Which AI Hallucinates The Most? (And Why You Can't Trust ChatGPT-Style Chatbots)

AI is already impacting our lives and has the potential to develop even further. As amazing as it is though, large language model (LLM) AIs have a pretty big downside. They tend to make outlandish things up and present them as the truth. This phenomenon is known as "AI hallucination," and involves the generative AI coming to the wrong conclusion when scouring its data bank. The models work by finding common themes amongst a huge bank of information and using that to respond to prompts. 

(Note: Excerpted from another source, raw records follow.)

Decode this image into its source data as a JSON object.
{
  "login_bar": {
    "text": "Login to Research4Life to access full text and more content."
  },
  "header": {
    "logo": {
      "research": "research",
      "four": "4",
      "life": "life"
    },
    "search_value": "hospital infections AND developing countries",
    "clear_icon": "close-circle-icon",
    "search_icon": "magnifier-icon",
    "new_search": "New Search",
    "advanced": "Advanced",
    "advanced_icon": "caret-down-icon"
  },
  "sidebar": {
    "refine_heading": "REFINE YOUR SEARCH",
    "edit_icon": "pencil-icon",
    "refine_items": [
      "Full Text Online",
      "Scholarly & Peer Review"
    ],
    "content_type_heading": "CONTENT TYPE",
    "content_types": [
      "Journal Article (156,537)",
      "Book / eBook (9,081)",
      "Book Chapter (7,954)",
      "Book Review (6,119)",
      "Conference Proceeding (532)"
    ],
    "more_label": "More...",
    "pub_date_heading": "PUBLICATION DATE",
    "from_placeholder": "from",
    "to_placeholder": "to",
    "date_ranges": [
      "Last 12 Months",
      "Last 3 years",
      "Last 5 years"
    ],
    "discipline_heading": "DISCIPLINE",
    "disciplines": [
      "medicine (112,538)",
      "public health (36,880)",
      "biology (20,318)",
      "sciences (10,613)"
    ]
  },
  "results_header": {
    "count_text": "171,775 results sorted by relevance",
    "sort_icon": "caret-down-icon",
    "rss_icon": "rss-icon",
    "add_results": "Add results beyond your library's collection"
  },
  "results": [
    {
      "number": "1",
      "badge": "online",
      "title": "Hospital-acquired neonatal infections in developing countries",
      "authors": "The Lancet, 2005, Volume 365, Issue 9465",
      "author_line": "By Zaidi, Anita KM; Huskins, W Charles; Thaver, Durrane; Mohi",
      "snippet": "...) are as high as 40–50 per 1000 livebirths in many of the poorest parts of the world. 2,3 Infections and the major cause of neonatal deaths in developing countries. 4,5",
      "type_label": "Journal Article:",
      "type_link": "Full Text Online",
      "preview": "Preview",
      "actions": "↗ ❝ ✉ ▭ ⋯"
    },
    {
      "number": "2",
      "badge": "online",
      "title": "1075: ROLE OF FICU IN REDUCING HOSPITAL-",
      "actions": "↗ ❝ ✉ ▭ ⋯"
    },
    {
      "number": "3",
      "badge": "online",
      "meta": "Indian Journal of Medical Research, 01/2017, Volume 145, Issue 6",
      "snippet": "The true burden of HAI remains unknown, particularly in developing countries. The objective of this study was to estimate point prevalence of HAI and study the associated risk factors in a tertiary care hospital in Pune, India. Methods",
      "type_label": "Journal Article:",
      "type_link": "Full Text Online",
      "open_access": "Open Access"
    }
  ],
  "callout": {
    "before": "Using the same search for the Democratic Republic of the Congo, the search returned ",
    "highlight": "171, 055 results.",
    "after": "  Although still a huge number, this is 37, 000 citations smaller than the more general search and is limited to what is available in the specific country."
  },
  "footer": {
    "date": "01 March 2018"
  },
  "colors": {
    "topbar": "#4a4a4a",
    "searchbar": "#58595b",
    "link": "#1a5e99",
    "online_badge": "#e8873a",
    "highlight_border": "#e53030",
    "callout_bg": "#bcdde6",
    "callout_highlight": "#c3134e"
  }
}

The problem is compounded by the model's ability to "lie" convincingly, which itself is a byproduct of its programming. LLMs are designed to interact with people in a conversational, human-like, fashion. This in itself may make inaccuracies seem more genuine. Then there is also the model's aversion to simply saying "I don't know" and forcing something to fit where it really doesn't. While combatting AI hallucination may take a while, we can at least be more aware of it. Double-checking the information you are being presented should be standard. Bard, one of the most popular chatbots, comes with a "Google It" button which can be used to quickly verify the information the AI is providing.

All bots are prone to this phenomenon, but some are noticeably worse than others. Research group Arthur AI has tested many of the more popular options and ranked them based on how prone they are to hallucination. So, at least you'll know which ones to swerve if you want to improve your chances of not being pulled into some kind of warped robot fantasy.

Cohere's model was the worst, GPT-4 the best

The experiment involved a set of "challenging questions" on the following categories: Combinatorial Mathematics, U.S. Presidents, and Moroccan Political Leaders. The AI's effort, which consisted of three responses to each question, would be compared to a pre-prepared and accurate answer. The models tested were: OpenAI's GPT-3.5 and GPT-4, Claude-2 from Anthropic, Llama-2 from Meta, and the Command model from Cohere. You may notice a couple of omissions. Neither Google's Bard nor anything from Amazon was part of the experiment.

Still, the results were seemingly clear. GPT-4 was the most accurate AI tested, beating its predecessor GPT-3.5 along with every other AI in the pool. The model had an accuracy rate of 50% or better in two of the three categories, only producing more hallucinations than correct answers on the topic of U.S. Presidents. The same could not be said for Cohere's Command Model. Its response was a hallucination almost every time, with only four out of 33 correct answers on the topic of U.S. Presidents, and nothing but pure hallucination when it came to the other two subjects.

Claude-2 and Llama-2 were the most likely to abstain from answering, rather than risk a hallucination, and both did so heavily on the subject of Moroccan Political Leaders. Claude-2 also outperformed GPT-4 on the subject of U.S. Presidents. While Cohere's model may have been the most prone to hallucination, GPT-3.5 wasn't far behind. So be careful if you're a fan of the free version of ChatGPT.